Welcome back to Magnetic North where the air is filled with winged things, and not the kind with feathers!
No, I speak not of the dread mosquito, or black fly or no-seeum, but of butterflies. For some reason, the population of Monarch and Swallowtails is way, way up this season. With the first blossoming of dandelions on our backyard lawn, the burnt orange Monarchs literally swarmed above the ocean of yellow fuzz balls.
My granddaughter, Jane, stood in the cloud of Monarchs with her arms literally cutting through the waves of the jeweled insects above and around her. A photo op if ever there was one!
A few days later, the Swallowtails appeared. These are the mustardy gold butterflies with black tipping on their wings. As if being beautiful weren’t enough, the Swallowtails show off by grouping on a patch of ground, usually a sunny patch of gravel. Once a critical mass forms, the little darlings appear to vibrate in unison. Makes me wonder what’s going on.
Probably innocent enough. But even bugs have their kinky side, I suppose.
On the darker side, literally, we have the creatures of the night; the stunning moths gyrating around every porch light. For sheer over-the-topness, I choose the Cecropia moth--one of the biggies, only with more than size setting it apart from the pack.
This season, I inadvertently trapped a female Cecropia inside a screen window one night. Come morning, the outside of the screen was plastered top to bottom with males, half her size but all aflutter with hormones.

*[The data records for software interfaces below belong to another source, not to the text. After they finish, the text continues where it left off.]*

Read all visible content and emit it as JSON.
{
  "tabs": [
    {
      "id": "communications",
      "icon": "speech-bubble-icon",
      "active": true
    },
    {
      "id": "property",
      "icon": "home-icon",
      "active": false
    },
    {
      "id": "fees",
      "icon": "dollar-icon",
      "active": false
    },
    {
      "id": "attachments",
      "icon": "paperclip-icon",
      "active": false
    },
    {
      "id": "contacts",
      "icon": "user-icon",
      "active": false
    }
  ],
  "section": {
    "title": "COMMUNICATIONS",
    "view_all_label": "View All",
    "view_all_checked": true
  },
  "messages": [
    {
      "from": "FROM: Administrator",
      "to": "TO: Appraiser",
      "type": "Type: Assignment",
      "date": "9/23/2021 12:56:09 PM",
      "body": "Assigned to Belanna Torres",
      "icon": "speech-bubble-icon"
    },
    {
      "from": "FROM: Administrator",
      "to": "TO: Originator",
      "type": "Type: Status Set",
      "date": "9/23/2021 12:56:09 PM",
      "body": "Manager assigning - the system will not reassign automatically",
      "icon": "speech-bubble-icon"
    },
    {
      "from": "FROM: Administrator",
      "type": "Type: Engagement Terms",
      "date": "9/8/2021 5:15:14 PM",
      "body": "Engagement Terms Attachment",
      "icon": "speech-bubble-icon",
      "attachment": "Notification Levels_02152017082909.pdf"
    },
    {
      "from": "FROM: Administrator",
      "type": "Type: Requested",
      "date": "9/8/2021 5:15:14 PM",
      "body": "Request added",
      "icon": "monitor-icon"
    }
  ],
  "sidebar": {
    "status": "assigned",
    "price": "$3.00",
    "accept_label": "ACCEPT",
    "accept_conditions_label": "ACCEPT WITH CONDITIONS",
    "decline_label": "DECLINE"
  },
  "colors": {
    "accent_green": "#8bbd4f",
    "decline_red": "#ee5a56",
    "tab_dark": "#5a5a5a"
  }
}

Only the Luna moth outdoes the Cecropia for loveliness. Every year at least one clings to our siding for the night, pausing until the noon sun hits her sea-green wings, allowing admirers to Ohhhh and Ahhhh over her long, droopy teardrop-shape wings.
Green, yellow, orange - it’s like fireworks without the hiss and bang. Tender awe.
Memorable. Even now, weeks later, I can look out on the back lawn, where dandelions are gone to seed and nothing fills the air but raindrops and a clear picture appears: my darling towheaded Janey, pirouetting midst the monarchs.
And while I would like to see only such pleasant scenes out my window, I am sad to report that my groundhogs are still with me. Not only are they tougher to trap than I’ve been told, but they too have been inspired by our early spring. Where there were two, there are now FIVE! And the little ones are even cuter than the parents.
Time to call my neighborhood trapper. Perhaps he can catch and release them where I so pitifully failed.
Other than that, I am in baby bird heaven right now. The turkey poults are a month old and my two are so tame already that they jump out of the brooder to be cuddled.
Add to that joy, I now have two just-hatched Buff goslings that miraculously arrived on the mail truck from Duluth on Wednesday. I give the Post Office mega-high fives for navigating the flooded roads and getting the birds here in time to get the food and water they so desperately need in those first few days. Of course, being geese, they stuck their scrawny little necks out and assumed a don’t-mess-with-me attitude right out of the carton. But after a few nights of watching TV in my lap, I’ll socialize them. With geese, that is even more important than making a dog people-friendly. Geese live 20-plus years.
How’s that for optimism on my part, huh?
Now if only I can train the little buggers to trim around flower beds and fence lines, I’ll be set for the next two decades!
Airdate: July 23, 2012